▶ **Exercise description**
Collect from the data below each line with "JSON".

▶ **Exercise input**
-- Opening Marker --

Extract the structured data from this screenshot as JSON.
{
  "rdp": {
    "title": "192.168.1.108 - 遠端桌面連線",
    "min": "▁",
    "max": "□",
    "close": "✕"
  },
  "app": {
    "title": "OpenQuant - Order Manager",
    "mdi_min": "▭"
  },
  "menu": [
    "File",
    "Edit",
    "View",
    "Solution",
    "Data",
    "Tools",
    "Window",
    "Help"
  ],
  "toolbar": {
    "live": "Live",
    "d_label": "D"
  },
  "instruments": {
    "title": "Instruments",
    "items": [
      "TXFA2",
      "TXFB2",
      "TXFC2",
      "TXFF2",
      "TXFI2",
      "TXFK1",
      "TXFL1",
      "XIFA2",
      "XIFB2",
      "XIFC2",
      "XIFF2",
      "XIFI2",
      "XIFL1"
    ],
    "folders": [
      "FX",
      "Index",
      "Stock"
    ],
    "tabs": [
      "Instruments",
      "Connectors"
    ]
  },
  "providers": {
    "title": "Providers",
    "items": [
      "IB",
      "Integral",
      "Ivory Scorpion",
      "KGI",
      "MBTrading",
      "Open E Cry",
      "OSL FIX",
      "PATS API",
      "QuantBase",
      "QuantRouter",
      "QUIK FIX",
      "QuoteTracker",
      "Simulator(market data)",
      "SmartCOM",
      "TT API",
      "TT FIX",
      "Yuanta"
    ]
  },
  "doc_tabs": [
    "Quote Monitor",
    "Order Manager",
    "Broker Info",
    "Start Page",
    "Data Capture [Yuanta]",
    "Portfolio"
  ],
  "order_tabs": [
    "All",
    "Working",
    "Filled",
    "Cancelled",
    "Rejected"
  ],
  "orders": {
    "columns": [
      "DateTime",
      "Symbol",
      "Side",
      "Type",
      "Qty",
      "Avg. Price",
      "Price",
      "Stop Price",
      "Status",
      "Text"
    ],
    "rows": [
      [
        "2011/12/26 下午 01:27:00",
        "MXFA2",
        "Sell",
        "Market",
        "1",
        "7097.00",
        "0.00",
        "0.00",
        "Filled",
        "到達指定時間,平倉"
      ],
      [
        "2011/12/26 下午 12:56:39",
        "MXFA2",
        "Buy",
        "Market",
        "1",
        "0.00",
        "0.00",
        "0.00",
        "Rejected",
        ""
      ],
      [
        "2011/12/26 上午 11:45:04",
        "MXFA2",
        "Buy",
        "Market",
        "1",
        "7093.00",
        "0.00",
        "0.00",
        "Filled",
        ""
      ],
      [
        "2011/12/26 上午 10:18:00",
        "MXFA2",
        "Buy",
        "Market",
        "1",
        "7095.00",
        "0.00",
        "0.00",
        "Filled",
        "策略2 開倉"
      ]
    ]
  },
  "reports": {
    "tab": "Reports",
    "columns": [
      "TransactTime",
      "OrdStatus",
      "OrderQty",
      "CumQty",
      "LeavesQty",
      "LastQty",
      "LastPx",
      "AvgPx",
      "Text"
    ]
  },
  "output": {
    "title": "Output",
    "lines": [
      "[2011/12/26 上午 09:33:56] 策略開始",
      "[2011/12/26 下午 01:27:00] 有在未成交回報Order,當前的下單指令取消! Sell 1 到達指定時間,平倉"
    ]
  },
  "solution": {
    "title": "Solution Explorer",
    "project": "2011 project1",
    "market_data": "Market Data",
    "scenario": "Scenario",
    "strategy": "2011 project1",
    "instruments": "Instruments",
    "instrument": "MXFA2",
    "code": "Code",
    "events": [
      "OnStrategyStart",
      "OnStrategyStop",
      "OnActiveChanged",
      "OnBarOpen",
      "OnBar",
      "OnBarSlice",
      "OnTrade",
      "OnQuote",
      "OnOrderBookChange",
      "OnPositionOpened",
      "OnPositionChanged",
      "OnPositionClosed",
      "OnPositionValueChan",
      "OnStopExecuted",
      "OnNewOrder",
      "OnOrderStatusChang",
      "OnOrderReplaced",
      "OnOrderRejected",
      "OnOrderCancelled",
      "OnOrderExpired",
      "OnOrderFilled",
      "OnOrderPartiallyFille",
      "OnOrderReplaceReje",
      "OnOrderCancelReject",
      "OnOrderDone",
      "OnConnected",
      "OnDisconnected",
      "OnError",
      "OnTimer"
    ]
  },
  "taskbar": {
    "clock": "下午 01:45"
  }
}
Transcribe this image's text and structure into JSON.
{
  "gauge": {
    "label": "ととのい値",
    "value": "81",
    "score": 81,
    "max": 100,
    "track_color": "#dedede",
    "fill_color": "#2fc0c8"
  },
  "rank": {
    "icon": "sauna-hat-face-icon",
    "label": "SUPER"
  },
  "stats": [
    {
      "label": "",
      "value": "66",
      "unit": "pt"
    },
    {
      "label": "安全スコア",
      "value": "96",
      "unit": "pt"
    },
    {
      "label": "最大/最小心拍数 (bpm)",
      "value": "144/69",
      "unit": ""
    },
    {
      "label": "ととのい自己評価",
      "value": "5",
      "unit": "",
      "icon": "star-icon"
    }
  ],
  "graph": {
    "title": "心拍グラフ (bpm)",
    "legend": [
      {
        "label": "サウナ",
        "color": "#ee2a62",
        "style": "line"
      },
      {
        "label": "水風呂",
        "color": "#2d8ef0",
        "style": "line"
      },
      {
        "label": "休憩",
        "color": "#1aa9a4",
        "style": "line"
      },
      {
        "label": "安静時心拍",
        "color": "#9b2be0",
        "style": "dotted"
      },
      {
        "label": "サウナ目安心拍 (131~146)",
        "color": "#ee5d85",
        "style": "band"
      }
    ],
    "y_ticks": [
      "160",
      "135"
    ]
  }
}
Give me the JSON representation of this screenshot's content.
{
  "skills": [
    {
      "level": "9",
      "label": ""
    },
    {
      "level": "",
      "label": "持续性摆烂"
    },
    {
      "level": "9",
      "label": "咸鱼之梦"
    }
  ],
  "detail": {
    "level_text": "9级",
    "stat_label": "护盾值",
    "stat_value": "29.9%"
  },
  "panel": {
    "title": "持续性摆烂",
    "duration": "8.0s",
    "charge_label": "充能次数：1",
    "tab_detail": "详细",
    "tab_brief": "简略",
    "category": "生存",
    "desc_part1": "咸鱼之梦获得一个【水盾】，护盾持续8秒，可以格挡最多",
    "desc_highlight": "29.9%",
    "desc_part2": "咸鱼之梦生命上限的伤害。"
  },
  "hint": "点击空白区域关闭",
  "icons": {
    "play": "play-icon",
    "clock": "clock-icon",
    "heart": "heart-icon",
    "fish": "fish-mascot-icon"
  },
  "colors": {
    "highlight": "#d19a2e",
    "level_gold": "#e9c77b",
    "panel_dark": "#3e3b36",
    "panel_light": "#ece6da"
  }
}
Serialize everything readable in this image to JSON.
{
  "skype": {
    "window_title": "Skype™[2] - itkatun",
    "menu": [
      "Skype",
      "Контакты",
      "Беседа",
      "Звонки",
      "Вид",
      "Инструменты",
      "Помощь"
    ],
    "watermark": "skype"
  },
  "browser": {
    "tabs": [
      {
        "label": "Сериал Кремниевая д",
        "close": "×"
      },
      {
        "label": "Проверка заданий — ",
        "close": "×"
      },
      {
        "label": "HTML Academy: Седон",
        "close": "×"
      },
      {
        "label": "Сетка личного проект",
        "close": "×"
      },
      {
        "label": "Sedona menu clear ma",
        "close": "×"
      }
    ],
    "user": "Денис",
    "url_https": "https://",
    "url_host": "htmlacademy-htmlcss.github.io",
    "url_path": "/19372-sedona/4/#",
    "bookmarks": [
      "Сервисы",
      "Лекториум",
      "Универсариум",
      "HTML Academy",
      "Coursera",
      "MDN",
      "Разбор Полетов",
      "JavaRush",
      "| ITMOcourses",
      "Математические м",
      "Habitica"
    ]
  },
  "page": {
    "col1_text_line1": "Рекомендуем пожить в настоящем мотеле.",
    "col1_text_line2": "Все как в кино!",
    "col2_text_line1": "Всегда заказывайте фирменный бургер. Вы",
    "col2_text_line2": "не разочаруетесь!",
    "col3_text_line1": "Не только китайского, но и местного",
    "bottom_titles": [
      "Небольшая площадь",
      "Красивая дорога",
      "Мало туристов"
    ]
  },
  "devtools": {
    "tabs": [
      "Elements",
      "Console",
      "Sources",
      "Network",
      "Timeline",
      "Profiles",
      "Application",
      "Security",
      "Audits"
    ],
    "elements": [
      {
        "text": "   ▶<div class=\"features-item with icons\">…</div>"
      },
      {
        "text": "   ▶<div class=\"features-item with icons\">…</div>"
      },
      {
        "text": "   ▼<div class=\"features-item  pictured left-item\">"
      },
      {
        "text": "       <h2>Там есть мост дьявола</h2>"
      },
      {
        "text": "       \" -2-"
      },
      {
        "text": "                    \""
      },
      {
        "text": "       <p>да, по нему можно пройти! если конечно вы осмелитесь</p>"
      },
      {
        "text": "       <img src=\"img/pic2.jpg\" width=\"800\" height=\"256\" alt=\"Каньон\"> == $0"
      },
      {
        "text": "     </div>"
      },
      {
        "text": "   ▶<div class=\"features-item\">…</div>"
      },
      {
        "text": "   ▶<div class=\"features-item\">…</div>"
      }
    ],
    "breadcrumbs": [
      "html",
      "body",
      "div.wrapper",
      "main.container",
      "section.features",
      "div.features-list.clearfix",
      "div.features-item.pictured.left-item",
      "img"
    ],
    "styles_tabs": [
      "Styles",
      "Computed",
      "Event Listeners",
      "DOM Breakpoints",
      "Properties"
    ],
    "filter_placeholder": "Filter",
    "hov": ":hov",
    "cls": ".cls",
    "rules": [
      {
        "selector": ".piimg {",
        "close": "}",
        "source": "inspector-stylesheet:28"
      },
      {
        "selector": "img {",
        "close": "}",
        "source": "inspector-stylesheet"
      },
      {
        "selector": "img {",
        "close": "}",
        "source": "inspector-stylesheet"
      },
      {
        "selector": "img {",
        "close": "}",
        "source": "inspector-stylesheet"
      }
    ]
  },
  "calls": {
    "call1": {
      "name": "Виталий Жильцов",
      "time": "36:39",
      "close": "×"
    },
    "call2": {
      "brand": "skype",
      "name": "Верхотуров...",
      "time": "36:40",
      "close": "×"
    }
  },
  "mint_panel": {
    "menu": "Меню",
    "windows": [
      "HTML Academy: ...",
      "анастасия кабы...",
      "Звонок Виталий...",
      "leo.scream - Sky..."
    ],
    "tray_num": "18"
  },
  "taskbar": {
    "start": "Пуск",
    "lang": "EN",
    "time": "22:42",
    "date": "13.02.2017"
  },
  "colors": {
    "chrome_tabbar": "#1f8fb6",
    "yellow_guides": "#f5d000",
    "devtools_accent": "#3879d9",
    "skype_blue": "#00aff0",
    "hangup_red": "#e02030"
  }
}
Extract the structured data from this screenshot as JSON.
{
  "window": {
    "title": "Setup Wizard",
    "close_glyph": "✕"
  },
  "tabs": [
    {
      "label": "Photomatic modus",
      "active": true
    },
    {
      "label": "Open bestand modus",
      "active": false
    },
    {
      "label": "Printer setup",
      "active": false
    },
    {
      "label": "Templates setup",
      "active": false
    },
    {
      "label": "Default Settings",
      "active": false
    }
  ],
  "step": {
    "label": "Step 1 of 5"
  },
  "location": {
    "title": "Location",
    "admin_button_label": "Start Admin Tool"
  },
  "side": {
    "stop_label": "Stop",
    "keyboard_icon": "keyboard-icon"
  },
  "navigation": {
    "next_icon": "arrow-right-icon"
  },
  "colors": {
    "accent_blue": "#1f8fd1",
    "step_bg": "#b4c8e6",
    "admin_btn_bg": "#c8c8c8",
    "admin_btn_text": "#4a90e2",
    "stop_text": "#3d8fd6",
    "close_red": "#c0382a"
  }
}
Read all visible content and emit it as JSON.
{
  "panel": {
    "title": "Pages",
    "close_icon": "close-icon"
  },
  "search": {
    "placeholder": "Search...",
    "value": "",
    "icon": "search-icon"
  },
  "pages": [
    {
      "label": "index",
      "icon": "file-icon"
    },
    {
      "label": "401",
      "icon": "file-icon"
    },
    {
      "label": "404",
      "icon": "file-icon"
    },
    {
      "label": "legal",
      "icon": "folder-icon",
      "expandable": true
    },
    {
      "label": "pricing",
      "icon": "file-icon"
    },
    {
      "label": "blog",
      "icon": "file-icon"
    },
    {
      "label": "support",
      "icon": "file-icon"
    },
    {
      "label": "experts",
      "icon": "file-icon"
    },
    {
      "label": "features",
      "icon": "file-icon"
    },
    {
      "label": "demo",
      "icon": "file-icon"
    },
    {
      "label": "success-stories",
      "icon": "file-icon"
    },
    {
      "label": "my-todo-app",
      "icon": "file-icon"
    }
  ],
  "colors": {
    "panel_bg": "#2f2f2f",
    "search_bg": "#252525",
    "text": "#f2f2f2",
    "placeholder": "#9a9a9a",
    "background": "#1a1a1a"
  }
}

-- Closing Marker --

▶ **Task response**
Extract the structured data from this screenshot as JSON.
Transcribe this image's text and structure into JSON.
Give me the JSON representation of this screenshot's content.
Serialize everything readable in this image to JSON.
Extract the structured data from this screenshot as JSON.
Read all visible content and emit it as JSON.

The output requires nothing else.